Turkish bonds fell, pushing two-year yields to the highest in more than a year, amid speculation higher borrowing costs will be needed to shore up the lira.
The yield on two-year government notes was 11.13 percent at 5 p.m. in Istanbul, following a 95 basis-point spike during the week to the highest level since March 2014. The lira ended little changed at 2.9149 after dropping 2.9 percent this week. It marked the fifth week of losses, the longest stretch since January.
Pressure is mounting on the central bank to act to bolster the lira after the collapse of coalition talks last week sent the currency to record lows for six consecutive days. The selloff worsened Tuesday when policymakers kept interest rates on hold for a sixth month and the next day signaled they may not raise borrowing costs before the Federal Reserve.
“Now that the currency is under attack, speculation of an emergency move by the central bank has emerged,” Evren Kirikoglu, a fixed income strategist at Akbank TAS in Istanbul, said by e-mail. “That’s why repricing is taking place now in all sectors of the curve.”
The lira has weakened 20 percent this year, the third-worst performer in emerging markets amid the political deadlock and intensified violence by Kurdish, Islamic and leftist militants that reached the capital, Istanbul.
President Recep Tayyip Erdogan could call for a new vote on Sunday, immediately after the legal 45-day period to form a coalition government expires. “God willing, we’ll have an early election on November 1st,” Erdogan told reporters in Istanbul.
While Turkish policy makers kept borrowing costs on hold since February, they’ve pushed the weighted-average cost of central bank funding up more than 100 basis points from a low in March to 8.76 percent as of yesterday by limiting the supply of liras.
The bank decided to implement a tighter liquidity policy for as long as necessary, it said in a statement accompanying its rates decision this week. The monetary policy committee is due to next meet on Sept. 22.

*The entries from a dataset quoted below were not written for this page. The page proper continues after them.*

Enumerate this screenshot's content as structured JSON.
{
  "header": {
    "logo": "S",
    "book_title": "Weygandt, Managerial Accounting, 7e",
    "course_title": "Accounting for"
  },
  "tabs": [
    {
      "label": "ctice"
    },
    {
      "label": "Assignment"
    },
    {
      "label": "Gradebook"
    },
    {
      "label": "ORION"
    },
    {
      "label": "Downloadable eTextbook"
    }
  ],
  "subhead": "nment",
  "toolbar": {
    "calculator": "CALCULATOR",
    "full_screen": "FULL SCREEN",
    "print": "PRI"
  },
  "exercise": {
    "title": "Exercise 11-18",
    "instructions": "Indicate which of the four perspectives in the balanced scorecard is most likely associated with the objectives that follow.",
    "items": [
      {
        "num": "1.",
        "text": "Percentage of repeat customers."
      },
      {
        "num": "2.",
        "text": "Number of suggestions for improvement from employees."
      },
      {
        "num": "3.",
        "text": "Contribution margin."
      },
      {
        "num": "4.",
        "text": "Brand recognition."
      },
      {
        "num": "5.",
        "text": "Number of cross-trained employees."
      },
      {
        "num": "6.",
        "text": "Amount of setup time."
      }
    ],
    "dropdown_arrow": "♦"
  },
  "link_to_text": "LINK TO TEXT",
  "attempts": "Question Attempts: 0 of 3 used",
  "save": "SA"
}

“Political uncertainty, security concerns and expected turbulence, which is to come with the new election, may force the central bank to make an extraordinary meeting much before the next scheduled monetary policy committee meeting and announce an outright rate policy rate hike,” Ozlem Derici, an economist at Deniz Investment in Istanbul, wrote in an e-mailed report.